> _Exercise directions_: The response must be made up of the lines in the entries below that contain "icon".

> _Records for the task_:
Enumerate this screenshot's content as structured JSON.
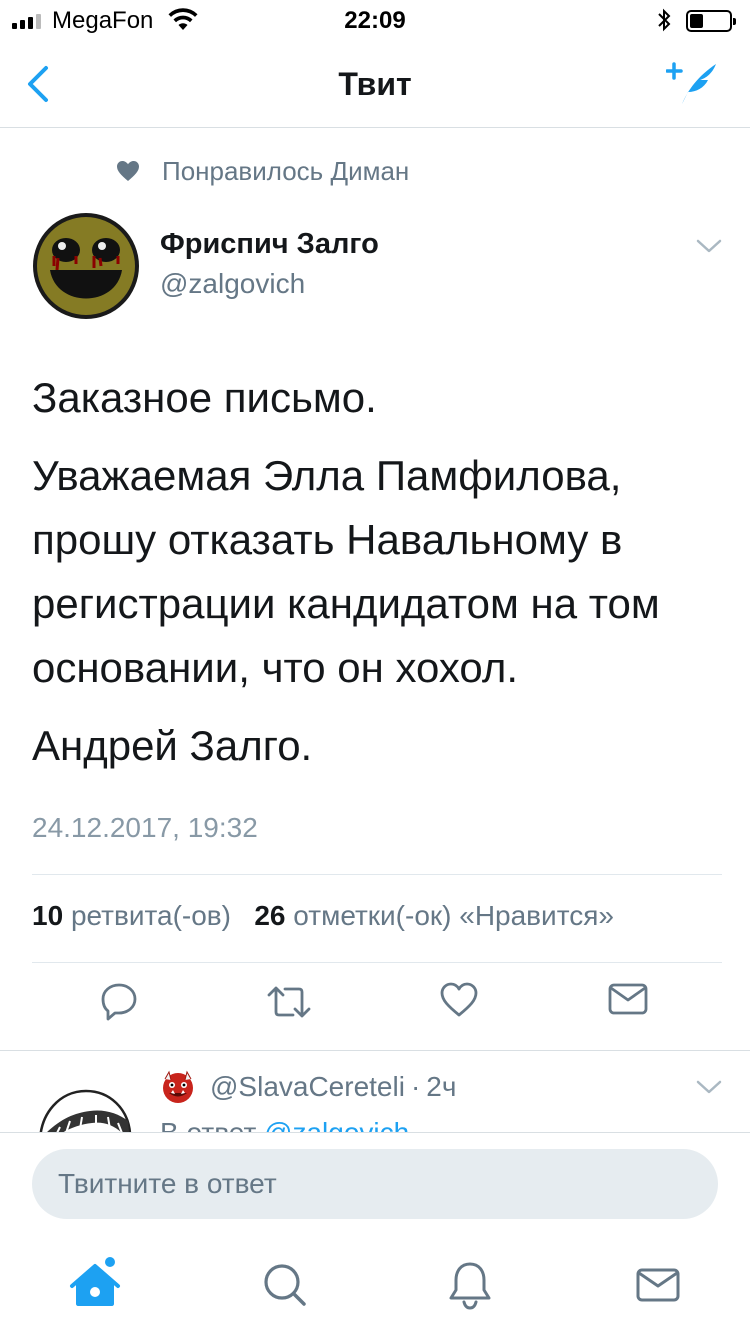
{
  "status_bar": {
    "carrier": "MegaFon",
    "time": "22:09",
    "battery_level": 0.35
  },
  "nav": {
    "title": "Твит",
    "back_icon": "chevron-left-icon",
    "compose_icon": "compose-tweet-icon"
  },
  "social_context": {
    "icon": "heart-icon",
    "text": "Понравилось Диман"
  },
  "tweet": {
    "author_name": "Фриспич Залго",
    "author_handle": "@zalgovich",
    "paragraphs": [
      "Заказное письмо.",
      "Уважаемая Элла Памфилова, прошу отказать Навальному в регистрации кандидатом на том основании, что он хохол.",
      "Андрей Залго."
    ],
    "date": "24.12.2017, 19:32",
    "retweet_count": "10",
    "retweet_label": "ретвита(-ов)",
    "like_count": "26",
    "like_label": "отметки(-ок) «Нравится»"
  },
  "actions": [
    "reply-icon",
    "retweet-icon",
    "like-icon",
    "message-icon"
  ],
  "reply_preview": {
    "handle": "@SlavaCereteli",
    "separator": "·",
    "time": "2ч",
    "line2_prefix": "В ответ",
    "line2_mention": "@zalgovich"
  },
  "composer": {
    "placeholder": "Твитните в ответ"
  },
  "tabbar": {
    "items": [
      "home-icon",
      "search-icon",
      "notifications-icon",
      "messages-icon"
    ],
    "accent": "#1da1f2",
    "inactive": "#657786"
  }
}
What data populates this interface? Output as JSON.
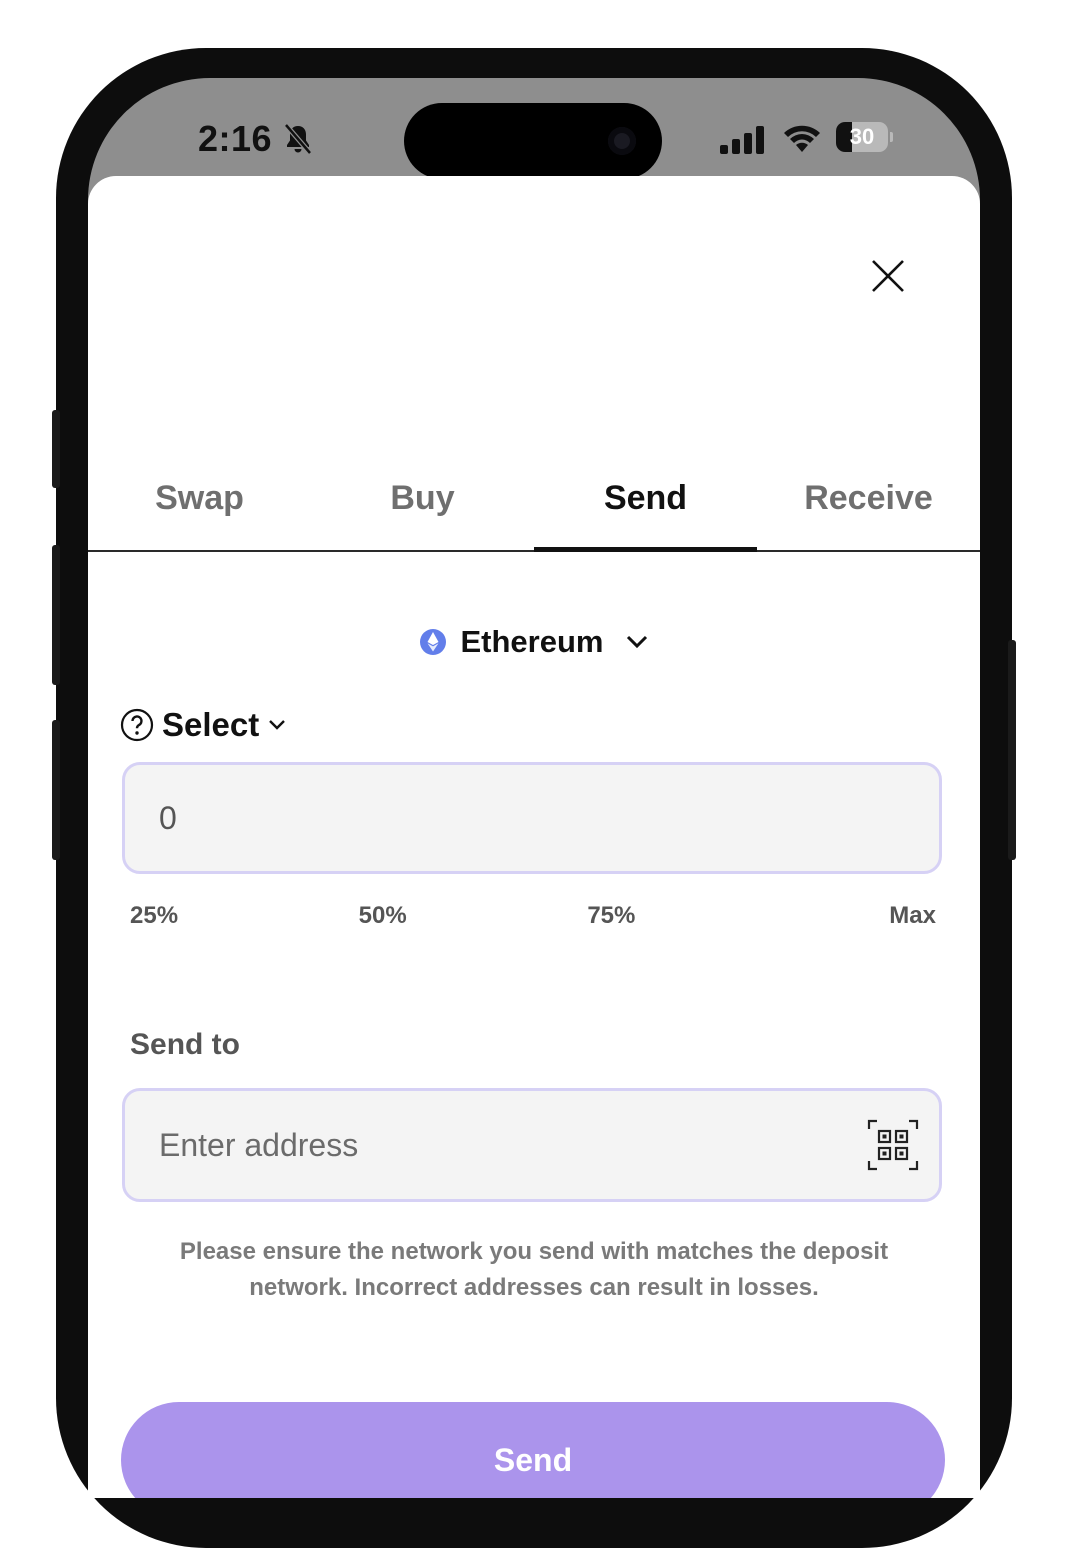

> _Exercise response_:
    "back_icon": "chevron-left-icon",
    "compose_icon": "compose-tweet-icon"
    "icon": "heart-icon",
    "reply-icon",
    "retweet-icon",
    "like-icon",
    "message-icon"
      "home-icon",
      "search-icon",
      "notifications-icon",
      "messages-icon"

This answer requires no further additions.